I do admit my query letter was below par. I only learned about the PitchWars a couple of days before the deadline and I’m really not good with queries. Unlike a lot of people I come across, I don’t have a critic partner or a beta reader to help me out. But it’s not for lack of trying. I’m a member of many on-line and face-to-face writing/critique groups; I’ve also taken courses and done workshops etc. Unfortunately, the writers I meet either have their critique partners already or they’re not as serious about writing as I am.
I’m sorry to hear you were discouraged. I’m sure that wasn’t the intention of the mentor, but with so many submissions to read and so little time, it’s hard to give thorough feedback to everyone as much as we’d love to. And sometimes, the truth is, one person won’t connect with your writing as much as you’d like — that could be a question of subjectivity.
I would suggest you reach out on the #PitchWars feed or look for the many opportunities to do a CP Match on Twitter and find your tribe. Even though I got into Pitch Wars last year, I leaned heavily on my CPs before I sent anything back to my mentor for a final read. I use them for every novel I write — from drafting to final review.

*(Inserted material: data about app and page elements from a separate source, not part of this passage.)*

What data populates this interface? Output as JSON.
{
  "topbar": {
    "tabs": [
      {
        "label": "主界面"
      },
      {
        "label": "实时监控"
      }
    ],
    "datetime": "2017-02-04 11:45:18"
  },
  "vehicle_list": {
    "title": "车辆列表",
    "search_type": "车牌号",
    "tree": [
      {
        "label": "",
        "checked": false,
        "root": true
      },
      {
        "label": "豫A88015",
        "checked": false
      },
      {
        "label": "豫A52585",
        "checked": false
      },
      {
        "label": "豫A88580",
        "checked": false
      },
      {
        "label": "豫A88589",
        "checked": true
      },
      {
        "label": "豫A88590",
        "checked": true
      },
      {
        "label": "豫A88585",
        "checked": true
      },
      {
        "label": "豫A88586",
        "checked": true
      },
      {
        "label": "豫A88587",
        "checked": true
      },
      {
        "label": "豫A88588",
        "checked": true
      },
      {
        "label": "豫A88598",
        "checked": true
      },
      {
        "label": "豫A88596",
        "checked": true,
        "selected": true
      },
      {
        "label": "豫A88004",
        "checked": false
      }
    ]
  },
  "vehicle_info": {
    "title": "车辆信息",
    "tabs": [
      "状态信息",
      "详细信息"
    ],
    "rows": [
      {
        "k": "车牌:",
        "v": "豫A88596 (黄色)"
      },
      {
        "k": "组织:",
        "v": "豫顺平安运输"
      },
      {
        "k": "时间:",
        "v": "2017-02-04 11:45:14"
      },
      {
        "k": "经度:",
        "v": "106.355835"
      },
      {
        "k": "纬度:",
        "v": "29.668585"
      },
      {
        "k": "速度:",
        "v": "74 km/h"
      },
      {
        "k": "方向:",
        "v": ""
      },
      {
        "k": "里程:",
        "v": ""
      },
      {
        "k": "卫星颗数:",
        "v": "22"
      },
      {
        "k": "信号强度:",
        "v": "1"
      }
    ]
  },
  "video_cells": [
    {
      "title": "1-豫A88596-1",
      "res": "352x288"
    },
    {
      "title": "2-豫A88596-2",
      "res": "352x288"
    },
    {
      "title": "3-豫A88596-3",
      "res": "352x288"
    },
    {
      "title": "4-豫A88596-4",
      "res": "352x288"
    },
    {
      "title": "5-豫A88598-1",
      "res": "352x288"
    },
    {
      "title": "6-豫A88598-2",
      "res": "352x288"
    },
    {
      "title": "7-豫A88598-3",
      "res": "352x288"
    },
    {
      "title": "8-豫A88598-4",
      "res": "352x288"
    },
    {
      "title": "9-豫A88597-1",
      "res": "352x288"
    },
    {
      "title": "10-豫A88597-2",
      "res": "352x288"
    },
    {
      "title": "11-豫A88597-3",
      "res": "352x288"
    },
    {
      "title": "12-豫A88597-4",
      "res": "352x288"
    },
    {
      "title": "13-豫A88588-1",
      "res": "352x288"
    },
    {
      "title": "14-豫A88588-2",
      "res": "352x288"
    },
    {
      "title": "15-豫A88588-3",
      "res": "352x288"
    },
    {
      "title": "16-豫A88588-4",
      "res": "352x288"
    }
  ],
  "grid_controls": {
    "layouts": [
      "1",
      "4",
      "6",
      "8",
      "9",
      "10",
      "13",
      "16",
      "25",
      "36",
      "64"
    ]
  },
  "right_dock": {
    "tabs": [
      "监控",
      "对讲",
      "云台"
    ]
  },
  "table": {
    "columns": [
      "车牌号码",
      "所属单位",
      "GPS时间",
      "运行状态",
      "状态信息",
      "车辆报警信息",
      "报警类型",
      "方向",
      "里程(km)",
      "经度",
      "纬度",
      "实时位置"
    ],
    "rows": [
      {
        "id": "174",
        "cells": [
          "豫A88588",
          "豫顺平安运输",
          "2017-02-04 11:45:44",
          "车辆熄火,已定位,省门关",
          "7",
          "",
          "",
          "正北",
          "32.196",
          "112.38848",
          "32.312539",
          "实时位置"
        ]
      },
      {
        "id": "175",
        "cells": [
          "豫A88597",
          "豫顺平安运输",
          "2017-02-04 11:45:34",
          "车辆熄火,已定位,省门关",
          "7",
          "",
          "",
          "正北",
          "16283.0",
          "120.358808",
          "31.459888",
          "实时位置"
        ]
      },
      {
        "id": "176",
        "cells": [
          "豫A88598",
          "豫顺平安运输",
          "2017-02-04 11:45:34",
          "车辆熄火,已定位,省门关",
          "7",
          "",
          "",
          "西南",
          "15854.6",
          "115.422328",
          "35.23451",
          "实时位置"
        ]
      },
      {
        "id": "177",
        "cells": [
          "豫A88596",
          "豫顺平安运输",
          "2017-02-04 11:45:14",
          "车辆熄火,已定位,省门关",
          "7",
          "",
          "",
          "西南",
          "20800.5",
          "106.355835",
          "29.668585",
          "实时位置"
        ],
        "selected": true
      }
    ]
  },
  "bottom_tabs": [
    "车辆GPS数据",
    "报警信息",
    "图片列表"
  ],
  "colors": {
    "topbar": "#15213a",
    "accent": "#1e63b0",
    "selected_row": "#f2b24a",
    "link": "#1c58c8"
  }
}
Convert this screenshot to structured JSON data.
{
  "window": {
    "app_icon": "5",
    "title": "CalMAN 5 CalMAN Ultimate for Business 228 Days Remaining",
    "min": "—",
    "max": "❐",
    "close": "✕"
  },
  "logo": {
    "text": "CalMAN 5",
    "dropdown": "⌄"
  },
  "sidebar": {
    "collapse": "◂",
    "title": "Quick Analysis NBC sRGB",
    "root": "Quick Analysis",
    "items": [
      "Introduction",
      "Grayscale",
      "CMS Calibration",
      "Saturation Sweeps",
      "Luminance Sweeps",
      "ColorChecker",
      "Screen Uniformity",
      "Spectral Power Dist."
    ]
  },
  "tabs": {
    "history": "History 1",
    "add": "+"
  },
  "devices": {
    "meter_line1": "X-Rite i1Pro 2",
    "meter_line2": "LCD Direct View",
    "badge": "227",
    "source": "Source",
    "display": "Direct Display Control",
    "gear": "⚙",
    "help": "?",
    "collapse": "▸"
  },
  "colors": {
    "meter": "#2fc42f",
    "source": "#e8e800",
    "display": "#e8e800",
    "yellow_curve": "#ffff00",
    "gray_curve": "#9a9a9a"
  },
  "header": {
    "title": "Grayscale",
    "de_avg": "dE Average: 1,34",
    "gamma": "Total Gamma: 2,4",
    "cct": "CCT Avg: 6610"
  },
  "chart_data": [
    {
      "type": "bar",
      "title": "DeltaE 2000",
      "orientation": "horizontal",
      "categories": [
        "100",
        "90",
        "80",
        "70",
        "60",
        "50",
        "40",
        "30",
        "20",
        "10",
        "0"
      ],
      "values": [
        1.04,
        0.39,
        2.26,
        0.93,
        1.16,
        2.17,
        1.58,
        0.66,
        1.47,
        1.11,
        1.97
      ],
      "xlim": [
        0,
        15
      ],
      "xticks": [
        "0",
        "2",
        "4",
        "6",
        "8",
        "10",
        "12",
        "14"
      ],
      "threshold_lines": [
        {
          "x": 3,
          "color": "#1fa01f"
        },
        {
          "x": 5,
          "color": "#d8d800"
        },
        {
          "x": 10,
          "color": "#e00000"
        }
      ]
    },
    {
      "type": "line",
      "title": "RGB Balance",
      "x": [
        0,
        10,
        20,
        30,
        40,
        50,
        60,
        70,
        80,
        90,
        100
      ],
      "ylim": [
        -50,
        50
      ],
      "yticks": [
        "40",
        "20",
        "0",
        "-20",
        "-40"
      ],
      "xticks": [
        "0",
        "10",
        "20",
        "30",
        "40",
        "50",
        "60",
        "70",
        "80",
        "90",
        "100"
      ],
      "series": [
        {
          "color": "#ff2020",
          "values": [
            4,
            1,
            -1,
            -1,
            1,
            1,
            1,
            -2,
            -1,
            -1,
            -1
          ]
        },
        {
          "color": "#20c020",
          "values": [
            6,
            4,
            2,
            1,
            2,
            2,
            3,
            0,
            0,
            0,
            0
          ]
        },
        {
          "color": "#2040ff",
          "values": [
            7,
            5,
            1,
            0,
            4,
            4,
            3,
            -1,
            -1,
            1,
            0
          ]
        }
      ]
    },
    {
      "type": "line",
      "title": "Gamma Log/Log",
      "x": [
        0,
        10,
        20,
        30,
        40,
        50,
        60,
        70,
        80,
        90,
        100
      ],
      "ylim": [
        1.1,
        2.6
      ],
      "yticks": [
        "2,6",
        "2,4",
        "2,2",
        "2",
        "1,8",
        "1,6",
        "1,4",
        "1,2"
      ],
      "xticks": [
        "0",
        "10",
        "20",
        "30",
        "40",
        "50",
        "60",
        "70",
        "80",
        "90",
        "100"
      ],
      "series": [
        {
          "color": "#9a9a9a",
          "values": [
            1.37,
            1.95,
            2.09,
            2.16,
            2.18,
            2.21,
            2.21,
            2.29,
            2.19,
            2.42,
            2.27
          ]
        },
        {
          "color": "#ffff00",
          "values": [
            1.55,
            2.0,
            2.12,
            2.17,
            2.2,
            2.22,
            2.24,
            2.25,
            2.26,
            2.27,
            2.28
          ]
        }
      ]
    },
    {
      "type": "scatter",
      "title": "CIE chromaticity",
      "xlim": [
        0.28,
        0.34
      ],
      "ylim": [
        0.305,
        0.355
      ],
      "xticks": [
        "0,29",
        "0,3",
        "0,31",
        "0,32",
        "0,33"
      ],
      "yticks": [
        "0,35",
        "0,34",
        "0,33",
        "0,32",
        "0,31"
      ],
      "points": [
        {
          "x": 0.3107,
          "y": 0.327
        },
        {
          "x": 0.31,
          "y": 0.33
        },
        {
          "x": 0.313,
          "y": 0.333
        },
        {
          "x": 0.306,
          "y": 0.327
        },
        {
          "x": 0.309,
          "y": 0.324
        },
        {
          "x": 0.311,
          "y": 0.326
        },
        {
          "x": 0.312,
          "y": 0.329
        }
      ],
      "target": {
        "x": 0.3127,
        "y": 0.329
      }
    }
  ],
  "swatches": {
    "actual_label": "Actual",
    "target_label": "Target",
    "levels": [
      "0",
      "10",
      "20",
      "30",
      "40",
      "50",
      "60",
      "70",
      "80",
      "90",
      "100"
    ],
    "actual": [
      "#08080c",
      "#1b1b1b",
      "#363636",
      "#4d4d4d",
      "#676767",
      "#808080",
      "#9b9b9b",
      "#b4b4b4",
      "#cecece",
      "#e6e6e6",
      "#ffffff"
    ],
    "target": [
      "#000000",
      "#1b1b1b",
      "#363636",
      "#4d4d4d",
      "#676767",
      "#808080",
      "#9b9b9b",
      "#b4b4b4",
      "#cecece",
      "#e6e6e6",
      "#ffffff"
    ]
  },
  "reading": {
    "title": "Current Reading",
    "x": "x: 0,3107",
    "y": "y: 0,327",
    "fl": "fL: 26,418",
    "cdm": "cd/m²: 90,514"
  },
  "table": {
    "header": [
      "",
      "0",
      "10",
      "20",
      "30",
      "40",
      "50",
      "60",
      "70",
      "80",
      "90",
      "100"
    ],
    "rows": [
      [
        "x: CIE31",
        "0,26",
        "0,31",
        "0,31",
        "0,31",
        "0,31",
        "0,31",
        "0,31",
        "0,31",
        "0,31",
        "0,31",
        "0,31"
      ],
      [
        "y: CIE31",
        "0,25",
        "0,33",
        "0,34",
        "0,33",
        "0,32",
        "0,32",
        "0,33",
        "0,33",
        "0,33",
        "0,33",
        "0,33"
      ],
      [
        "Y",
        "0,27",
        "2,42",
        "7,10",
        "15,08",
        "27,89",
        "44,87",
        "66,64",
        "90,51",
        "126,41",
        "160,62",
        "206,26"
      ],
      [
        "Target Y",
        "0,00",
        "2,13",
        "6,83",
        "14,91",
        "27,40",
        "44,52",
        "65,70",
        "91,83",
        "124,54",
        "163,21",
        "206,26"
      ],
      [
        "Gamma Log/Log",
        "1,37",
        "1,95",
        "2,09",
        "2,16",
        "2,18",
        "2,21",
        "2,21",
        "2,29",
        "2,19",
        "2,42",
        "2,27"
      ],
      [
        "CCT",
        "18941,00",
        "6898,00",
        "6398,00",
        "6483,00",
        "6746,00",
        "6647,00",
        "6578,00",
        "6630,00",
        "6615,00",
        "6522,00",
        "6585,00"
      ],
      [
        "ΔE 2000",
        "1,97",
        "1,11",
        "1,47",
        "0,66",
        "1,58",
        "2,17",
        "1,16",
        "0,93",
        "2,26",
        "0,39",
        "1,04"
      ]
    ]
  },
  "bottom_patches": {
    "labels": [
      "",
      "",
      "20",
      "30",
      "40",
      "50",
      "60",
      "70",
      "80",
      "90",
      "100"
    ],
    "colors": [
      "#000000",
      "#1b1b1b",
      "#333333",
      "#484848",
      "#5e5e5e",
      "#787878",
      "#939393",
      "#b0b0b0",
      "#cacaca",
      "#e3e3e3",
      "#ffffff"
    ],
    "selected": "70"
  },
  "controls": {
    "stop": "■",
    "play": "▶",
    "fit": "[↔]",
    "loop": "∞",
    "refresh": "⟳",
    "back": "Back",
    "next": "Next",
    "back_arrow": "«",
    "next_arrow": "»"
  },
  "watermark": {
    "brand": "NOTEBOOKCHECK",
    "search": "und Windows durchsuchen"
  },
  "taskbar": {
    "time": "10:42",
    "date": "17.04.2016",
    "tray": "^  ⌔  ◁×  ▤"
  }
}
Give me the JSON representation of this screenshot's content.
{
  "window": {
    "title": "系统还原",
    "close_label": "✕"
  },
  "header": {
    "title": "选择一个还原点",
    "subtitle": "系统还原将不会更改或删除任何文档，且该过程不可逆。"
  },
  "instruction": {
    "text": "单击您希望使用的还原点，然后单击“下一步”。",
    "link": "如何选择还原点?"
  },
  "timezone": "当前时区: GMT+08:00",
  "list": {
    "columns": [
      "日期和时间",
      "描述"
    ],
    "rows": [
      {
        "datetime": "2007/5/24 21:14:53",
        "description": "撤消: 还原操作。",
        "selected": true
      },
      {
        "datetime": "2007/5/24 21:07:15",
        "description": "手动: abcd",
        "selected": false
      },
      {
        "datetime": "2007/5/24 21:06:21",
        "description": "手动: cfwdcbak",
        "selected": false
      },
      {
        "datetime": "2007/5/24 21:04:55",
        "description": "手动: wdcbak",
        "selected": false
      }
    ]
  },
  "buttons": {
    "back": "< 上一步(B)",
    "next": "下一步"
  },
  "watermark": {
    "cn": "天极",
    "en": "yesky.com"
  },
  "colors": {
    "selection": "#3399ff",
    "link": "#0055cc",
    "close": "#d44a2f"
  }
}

Good luck with your writing and I hope you find someone you can trust to help you with your work. (And we all need some help.)
Thank you so very much for your kind words. I don’t believe the mentor meant to hurt me HIs/her feedback wasn’t scathing. It’s his/her opinion. I actually like my MS and stand by it. I guess it’s a matter of growing a thick skin and all that.
Thank you again for replying. I wish you all the best with your mentoring. Your mentee is a lucky person. You have a great heart.
Thanks so much for this Mary Ann – it really helped me to read how this process was for you. I only just finished my first novel and found out about Pitch Wars late so missed all the lead up. None of my mentors asked to read my full and that was certainly discouraging but it also made me re-read both my query and my first 10 pages and find ways to make them stronger. This whole process has been a true eye opener and I am so grateful for all the mentors. Best of luck with your mentee. See you in 2018!
Thank you, Kelly! And good luck to you!